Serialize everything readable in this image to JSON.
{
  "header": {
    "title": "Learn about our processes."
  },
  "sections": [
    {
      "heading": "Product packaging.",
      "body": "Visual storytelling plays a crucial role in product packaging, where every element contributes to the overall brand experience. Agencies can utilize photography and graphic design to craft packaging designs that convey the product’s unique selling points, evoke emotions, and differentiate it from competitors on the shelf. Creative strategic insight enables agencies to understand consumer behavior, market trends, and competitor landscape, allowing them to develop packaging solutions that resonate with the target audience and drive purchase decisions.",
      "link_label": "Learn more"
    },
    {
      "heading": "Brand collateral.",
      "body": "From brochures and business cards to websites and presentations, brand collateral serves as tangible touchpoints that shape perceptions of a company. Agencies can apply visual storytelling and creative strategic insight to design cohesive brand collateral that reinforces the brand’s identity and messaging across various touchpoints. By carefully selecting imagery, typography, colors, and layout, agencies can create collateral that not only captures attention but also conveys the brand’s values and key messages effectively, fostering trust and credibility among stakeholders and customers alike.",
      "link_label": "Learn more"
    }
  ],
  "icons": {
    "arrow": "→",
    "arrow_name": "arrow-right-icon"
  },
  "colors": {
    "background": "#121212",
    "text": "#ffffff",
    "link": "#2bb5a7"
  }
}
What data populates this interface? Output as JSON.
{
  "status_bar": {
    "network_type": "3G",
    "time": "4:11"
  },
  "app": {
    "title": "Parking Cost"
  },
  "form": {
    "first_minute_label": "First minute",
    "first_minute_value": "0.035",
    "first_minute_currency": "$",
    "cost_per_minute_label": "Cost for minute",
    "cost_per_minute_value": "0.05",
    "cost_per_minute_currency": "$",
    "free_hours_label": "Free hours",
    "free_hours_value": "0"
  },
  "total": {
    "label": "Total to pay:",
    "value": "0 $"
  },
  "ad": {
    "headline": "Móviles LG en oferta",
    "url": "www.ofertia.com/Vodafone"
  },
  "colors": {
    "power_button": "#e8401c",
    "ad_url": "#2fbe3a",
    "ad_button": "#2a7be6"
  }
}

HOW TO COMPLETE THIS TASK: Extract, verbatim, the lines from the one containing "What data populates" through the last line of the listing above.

OUTPUT OF THE EXERCISE:
What data populates this interface? Output as JSON.
{
  "status_bar": {
    "network_type": "3G",
    "time": "4:11"
  },
  "app": {
    "title": "Parking Cost"
  },
  "form": {
    "first_minute_label": "First minute",
    "first_minute_value": "0.035",
    "first_minute_currency": "$",
    "cost_per_minute_label": "Cost for minute",
    "cost_per_minute_value": "0.05",
    "cost_per_minute_currency": "$",
    "free_hours_label": "Free hours",
    "free_hours_value": "0"
  },
  "total": {
    "label": "Total to pay:",
    "value": "0 $"
  },
  "ad": {
    "headline": "Móviles LG en oferta",
    "url": "www.ofertia.com/Vodafone"
  },
  "colors": {
    "power_button": "#e8401c",
    "ad_url": "#2fbe3a",
    "ad_button": "#2a7be6"
  }
}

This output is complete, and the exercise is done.